The OFT gave the top 50 firms three months to clean up or risk losing their licenses to practice lending. The problems go beyond the lending and interest rates, but also to the competition between companies and the atmosphere of desperation that these customs breed. The investigation found that there were multiple problems that included the failure to:
- Evaluate if borrowers could actually afford the loans
- Explain the process of repayment
- Provide adequate forbearance for those unable to make immediate repayment
- Practice fair debt collection practices.
The practice of lenders relying on borrowers being unable to pay back the original loan, thus forcing the borrower to take out another loan to pay off the original loan, is a widespread breach of laws and regulations. These habits are causing misery and hardships for these distressed borrowers.
The OFT proposed new restrictions and regulations that will bring about resounding changes in the industry but they also want the companies to derive a new code of practices that will demonstrate change. Proposed areas for change include advertising, interest rates, lending decisions and forbearance allowances. The new Financial Conduct Authority (FCA) will also be empowered with the ability to hunt down fraudulent and rogue lenders.
If the OFT and FCA can implement effective changes then there should be a trickledown effect throughout the industry.
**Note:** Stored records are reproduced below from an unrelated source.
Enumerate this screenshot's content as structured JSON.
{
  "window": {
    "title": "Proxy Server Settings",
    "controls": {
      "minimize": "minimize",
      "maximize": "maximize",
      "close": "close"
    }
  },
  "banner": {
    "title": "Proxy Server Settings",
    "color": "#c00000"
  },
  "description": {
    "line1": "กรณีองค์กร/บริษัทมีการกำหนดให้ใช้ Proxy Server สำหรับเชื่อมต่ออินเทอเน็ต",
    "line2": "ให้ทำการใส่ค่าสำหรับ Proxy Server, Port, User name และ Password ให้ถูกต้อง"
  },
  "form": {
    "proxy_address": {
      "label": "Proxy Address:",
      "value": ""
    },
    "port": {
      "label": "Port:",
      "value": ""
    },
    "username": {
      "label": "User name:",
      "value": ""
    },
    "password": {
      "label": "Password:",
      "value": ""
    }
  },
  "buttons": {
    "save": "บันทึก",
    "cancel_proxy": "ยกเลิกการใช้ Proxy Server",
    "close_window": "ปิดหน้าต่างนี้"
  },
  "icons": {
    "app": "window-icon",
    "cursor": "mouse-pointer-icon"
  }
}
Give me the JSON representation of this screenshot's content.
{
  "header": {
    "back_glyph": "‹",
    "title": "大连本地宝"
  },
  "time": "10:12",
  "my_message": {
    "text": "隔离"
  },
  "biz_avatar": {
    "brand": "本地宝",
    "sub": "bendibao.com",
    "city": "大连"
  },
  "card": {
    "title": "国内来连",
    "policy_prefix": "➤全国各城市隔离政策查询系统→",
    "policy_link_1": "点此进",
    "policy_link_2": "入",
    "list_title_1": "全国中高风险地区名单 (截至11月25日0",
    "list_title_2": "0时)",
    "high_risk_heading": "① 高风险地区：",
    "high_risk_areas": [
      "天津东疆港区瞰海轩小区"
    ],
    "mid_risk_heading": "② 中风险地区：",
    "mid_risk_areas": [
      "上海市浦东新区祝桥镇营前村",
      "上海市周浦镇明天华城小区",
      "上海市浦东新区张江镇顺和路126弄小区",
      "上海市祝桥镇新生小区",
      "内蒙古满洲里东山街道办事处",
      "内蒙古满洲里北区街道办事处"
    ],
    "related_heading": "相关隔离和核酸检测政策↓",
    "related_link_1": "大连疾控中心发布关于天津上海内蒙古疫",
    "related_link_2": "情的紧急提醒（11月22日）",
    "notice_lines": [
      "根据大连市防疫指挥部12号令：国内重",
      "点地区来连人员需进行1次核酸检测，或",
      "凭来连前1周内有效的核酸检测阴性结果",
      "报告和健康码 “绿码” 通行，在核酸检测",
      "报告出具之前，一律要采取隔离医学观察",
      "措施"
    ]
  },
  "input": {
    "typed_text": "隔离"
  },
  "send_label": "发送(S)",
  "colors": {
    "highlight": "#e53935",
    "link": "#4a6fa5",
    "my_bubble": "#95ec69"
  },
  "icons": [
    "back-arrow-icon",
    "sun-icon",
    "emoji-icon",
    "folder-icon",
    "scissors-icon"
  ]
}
Bristol University recently reported that what was once thoughts of as high (interest rates as high as 300 percent) have been recorded at as much as 1700 percent. There are loan sharks that only dream of a return of investment that high and that is a criminal enterprise. A cap on the interest rates is the first place regulation needs to start. Consumers need to also be clued up about the hazards and at least compare the loans available before they commit – see here.
According to the head of the Consumer Finance Association (CFA) the owners and operators of payday loan companies recognize there is a problem and have already implemented self-regulating changes. These include checking credit-worthiness of borrowers and limiting the number of time a loan can be rolled over or extended. Some companies are also instituting forbearance practices and providing information for debt services to borrowers.
The government believes these changes are not enough, the owners argue that the consumer needs to accept some responsibility; but who is right? Shouldn’t there be an ethical standard in the world of lending and payday loans? Are these companies creating more problems than they are fixing? What does this mean for other countries with high payday loan usages?
Regulation and change is needed in the payday loan industry but do not expect it to come easy. The business owners do not want to see sweeping change and if change comes it will not retroactively fix the lives that payday loans have destroyed.
Whilst often thought of as intrinsically bad, quick same day loans are sometimes the only solution available to people in debt. As long as they are paid back quickly, they don’t have to be a huge burden and can help to get you through tough times. With a bit of organization on the customer’s part and heavy regulation of the loan company, it may be possible for these services to continue on into the future, holding a useful place in society. One though, that should be respected.